### Provided material
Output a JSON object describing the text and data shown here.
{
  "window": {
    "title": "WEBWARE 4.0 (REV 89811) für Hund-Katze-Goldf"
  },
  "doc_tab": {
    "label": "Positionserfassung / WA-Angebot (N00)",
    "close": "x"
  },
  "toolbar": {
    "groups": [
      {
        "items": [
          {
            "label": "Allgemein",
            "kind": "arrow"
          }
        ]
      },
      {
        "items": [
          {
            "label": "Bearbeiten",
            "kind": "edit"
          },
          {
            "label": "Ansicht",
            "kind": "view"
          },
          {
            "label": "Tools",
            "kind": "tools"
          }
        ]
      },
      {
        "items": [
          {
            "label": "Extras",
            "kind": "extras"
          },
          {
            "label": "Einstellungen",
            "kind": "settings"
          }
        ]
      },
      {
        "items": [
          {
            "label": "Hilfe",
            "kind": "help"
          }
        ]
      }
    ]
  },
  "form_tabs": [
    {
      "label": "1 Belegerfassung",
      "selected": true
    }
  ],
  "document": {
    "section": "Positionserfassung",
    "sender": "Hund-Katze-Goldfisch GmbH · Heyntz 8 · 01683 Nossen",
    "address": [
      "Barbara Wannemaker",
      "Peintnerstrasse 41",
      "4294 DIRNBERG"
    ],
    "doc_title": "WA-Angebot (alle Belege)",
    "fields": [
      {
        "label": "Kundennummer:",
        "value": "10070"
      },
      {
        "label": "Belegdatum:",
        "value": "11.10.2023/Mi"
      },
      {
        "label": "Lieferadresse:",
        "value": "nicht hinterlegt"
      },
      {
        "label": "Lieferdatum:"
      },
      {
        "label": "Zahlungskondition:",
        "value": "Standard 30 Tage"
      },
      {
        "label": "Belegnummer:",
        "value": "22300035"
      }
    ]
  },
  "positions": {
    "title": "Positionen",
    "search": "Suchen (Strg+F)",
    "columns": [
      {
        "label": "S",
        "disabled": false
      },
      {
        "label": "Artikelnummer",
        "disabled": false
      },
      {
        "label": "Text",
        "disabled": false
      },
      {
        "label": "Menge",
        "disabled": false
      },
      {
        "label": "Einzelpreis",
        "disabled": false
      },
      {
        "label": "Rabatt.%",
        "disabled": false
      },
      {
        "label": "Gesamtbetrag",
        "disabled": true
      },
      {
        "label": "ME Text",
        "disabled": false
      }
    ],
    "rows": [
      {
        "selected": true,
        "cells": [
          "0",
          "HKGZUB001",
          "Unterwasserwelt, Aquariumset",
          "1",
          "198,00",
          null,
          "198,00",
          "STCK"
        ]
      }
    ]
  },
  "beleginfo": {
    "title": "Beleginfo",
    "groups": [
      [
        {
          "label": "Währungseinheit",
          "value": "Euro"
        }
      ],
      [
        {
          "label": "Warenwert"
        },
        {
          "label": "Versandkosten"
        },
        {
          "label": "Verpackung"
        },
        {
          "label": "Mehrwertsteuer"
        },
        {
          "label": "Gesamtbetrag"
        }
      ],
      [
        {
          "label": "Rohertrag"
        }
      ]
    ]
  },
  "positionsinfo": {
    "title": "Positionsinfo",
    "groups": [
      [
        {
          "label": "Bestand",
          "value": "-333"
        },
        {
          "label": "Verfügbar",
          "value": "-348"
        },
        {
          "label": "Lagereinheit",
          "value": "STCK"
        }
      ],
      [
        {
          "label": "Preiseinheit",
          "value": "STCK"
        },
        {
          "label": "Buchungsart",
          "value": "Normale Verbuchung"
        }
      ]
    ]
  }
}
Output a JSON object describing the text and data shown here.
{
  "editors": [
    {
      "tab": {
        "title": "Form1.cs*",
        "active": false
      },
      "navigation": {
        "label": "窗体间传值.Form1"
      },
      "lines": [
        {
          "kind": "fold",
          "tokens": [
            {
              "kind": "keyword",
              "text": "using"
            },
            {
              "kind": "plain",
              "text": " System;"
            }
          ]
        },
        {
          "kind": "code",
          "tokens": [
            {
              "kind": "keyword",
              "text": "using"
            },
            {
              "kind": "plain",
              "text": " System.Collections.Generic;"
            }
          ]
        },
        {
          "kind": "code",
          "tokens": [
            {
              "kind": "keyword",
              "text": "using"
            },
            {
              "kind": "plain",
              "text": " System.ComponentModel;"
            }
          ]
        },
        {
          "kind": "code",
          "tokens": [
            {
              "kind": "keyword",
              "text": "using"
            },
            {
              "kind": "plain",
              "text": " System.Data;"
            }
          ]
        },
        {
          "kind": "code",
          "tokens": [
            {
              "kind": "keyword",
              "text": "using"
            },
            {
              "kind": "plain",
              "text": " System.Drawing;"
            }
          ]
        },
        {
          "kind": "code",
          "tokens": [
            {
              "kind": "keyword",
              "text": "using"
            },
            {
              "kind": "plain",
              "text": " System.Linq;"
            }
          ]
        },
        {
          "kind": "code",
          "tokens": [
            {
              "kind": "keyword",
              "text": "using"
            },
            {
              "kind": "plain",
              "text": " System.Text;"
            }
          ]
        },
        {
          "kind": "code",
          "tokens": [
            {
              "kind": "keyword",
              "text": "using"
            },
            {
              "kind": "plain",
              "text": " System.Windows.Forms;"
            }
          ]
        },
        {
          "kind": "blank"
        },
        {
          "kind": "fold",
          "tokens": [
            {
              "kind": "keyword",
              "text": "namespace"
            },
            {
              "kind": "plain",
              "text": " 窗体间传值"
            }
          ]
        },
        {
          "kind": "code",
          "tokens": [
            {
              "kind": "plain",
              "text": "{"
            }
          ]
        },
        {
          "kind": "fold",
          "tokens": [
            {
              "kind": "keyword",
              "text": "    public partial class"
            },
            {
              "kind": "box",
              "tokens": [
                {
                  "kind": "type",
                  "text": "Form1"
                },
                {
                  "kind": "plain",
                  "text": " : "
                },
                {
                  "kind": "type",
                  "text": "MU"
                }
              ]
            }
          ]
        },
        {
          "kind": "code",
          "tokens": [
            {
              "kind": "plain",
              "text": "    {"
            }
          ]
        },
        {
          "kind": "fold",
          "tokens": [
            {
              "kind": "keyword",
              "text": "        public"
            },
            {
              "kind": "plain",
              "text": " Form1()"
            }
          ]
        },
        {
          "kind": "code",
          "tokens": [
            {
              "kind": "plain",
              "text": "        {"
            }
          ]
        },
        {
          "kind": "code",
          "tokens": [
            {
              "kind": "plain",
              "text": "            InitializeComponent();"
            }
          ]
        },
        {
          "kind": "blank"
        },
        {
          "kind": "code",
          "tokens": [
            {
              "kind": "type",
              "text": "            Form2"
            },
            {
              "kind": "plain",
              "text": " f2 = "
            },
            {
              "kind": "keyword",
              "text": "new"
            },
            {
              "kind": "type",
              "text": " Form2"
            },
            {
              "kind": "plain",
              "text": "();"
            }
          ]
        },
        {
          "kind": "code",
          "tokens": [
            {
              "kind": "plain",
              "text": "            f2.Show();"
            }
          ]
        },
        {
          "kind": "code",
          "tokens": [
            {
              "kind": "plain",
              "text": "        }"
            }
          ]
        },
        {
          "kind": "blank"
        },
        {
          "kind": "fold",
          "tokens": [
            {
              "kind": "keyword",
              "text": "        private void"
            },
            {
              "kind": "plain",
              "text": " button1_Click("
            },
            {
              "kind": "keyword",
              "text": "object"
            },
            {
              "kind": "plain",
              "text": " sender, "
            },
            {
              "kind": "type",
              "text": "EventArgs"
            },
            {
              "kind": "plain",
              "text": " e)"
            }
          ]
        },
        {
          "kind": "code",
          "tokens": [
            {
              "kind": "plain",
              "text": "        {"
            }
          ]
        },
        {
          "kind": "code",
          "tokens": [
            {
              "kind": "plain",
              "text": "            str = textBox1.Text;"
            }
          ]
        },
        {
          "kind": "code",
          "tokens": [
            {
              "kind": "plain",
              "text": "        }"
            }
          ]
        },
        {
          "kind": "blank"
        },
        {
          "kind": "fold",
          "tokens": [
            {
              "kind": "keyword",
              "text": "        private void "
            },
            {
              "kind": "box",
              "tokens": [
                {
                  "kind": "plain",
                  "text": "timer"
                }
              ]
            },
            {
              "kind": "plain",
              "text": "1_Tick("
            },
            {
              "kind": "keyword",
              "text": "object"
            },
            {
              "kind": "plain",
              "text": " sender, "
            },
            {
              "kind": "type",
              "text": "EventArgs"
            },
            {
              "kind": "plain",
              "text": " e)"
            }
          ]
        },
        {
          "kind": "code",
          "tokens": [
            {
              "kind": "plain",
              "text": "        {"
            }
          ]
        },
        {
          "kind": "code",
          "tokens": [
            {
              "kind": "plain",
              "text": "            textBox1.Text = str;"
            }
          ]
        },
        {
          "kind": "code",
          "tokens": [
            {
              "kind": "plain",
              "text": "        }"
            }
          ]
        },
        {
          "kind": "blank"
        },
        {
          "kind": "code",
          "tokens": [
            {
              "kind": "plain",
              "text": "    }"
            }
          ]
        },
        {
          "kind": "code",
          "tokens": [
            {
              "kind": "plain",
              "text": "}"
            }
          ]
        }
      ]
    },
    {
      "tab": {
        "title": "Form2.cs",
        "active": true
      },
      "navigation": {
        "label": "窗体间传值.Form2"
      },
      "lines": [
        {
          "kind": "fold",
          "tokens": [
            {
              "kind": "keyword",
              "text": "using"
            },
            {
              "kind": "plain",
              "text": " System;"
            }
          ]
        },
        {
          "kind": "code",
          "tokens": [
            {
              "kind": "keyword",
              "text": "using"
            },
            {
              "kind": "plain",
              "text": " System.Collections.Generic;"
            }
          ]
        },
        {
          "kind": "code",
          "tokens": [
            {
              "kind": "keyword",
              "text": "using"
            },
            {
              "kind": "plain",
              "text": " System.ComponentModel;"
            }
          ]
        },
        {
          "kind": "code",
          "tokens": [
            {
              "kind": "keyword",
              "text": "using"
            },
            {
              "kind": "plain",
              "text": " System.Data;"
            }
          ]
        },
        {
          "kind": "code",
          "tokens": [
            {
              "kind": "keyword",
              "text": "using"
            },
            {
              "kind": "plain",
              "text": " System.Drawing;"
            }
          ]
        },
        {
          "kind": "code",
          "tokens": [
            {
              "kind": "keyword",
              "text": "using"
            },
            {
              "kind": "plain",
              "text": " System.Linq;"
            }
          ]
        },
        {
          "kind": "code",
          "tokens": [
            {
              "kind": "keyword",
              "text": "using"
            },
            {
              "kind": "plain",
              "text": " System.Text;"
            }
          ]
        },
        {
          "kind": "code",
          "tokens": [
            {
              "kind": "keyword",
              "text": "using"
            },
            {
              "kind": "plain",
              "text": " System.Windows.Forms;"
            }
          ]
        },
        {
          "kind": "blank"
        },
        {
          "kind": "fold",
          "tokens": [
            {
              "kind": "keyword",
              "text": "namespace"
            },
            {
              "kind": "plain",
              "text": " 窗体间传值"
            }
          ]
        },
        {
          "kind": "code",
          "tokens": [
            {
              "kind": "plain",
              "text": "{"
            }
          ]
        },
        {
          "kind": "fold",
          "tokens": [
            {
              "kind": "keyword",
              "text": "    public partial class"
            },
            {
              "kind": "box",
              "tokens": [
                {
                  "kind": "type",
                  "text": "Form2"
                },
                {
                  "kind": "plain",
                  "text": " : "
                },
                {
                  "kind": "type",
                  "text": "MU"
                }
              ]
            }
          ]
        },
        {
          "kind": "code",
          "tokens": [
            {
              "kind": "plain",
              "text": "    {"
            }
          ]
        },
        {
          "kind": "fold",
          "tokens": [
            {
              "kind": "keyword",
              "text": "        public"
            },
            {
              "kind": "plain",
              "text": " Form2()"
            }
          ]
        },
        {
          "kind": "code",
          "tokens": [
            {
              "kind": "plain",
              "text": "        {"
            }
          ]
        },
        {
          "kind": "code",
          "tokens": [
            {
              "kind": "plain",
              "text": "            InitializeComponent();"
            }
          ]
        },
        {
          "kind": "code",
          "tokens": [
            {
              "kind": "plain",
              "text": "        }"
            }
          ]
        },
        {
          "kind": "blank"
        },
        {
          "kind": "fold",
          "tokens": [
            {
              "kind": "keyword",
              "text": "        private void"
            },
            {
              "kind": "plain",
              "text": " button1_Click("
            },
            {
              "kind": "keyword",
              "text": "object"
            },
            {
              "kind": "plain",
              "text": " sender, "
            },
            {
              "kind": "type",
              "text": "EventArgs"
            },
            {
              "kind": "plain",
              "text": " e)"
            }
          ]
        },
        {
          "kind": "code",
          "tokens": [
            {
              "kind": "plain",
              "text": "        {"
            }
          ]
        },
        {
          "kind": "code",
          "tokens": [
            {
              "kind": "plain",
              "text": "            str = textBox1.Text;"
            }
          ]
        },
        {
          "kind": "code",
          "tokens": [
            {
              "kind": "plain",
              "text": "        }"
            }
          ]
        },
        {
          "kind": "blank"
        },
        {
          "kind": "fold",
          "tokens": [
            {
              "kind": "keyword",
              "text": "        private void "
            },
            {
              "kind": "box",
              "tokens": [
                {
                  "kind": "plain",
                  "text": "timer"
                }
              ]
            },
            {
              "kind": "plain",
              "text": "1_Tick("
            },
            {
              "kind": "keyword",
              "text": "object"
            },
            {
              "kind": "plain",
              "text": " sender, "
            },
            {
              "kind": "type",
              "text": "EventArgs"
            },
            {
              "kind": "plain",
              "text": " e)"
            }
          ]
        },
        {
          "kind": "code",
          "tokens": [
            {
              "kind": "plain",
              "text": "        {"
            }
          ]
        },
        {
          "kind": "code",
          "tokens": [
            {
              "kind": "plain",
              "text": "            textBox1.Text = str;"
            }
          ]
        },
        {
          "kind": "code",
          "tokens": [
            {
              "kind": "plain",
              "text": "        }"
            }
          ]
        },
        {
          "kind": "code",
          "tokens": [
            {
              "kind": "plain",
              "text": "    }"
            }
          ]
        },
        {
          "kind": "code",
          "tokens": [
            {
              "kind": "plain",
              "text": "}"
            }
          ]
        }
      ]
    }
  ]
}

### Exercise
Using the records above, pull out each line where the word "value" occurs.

### Exercise solution
        "value": "10070"
        "value": "11.10.2023/Mi"
        "value": "nicht hinterlegt"
        "value": "Standard 30 Tage"
        "value": "22300035"
          "value": "Euro"
          "value": "-333"
          "value": "-348"
          "value": "STCK"
          "value": "STCK"
          "value": "Normale Verbuchung"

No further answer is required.